Another list for your reading, gift-giving and collection development pleasure.
Every year for the last bunch of years I’ve been linking to and posting about all the “year’s best sciencey books” lists that appear in various media outlets and shining a bit of light on the best of the year.
All the previous 2011 lists are here.
This post includes the following: Powell’s Books Staff Top 5s of 2011.
- The Psychopath Test: A Journey through the Madness Industry by Jon Ronson
- Moonwalking with Einstein: The Art and Science of Remembering Everything by Joshua Foer
- Physics of the Future: How Science Will Shape Human Destiny and Our Daily Lives by the Year 2100 by Michio Kaku
- The Murder Room: The Heirs of Sherlock Holmes Gather to Solve the World’s Most Perplexing Cold Cases by Michael Capuzzo
- Feynman by Jim Ottaviani and Leland Myrick
- A History of the World in 100 Objects by Neil MacGregor
- Aerotropolis: The Way We’ll Live Next by John D. Kasarda and Greg Lindsay

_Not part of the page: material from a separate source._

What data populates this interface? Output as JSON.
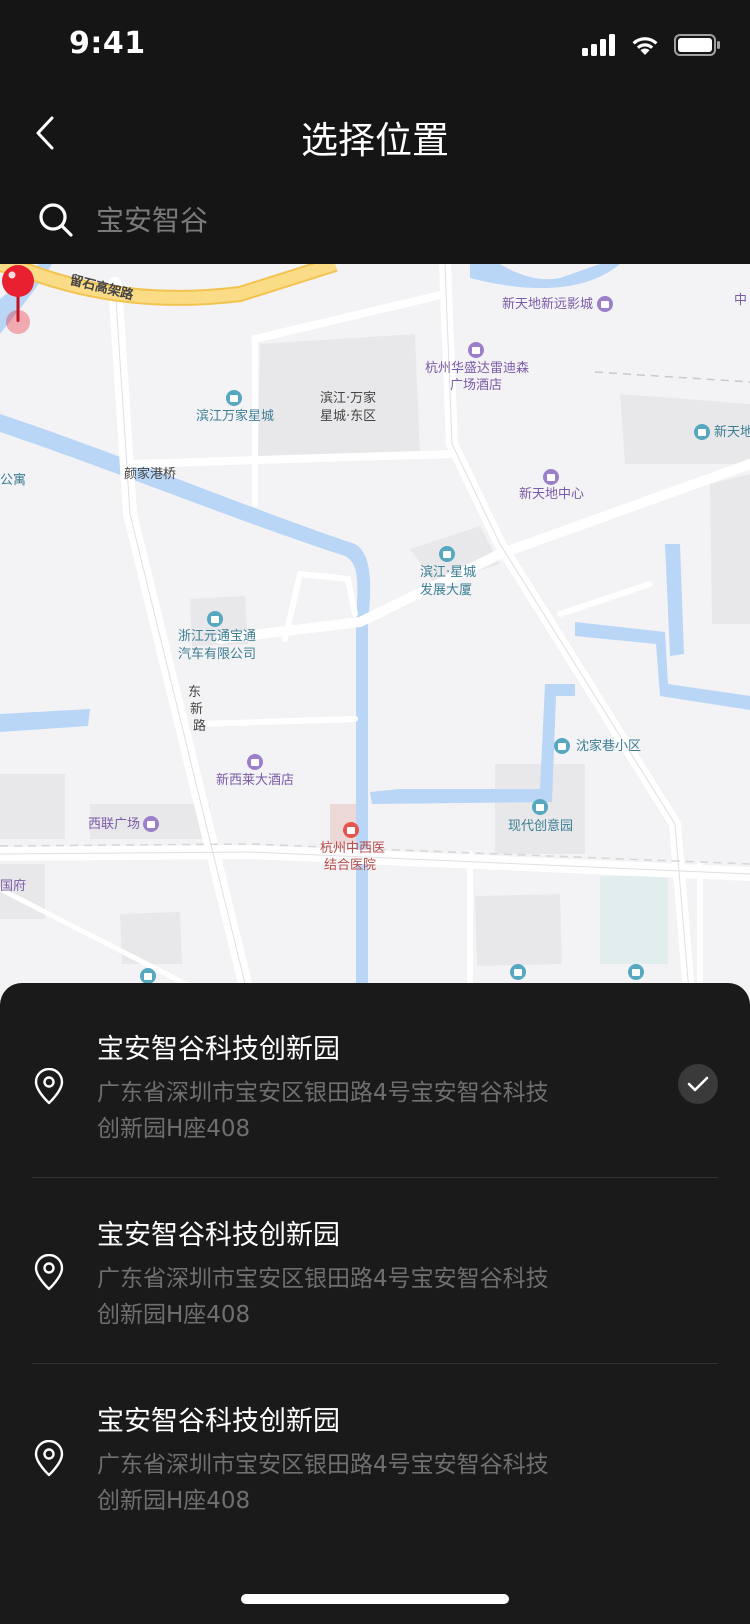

- Genes, Giants, Monsters, and Men: The Surviving Elites of the Cosmic War and Their Hidden Agenda by Joseph P Farrell
I’m always looking for recommendations and notifications of book lists as they appear in various media outlets. If you see one that I haven’t covered, please let me know at jdupuis at yorku dot ca or in the comments.
I am picking up a lot of lists from Largehearted Boy.
For my purposes, I define science books pretty broadly to include science, engineering, computing, history & philosophy of science & technology, environment, social aspects of science and even business books about technology trends or technology innovation. Deciding what is and isn’t a science book is squishy at best, especially at the margins, but in the end I pick books that seem broadly about science and technology rather than something else completely. Lists of business, history or nature books are among the tricky ones.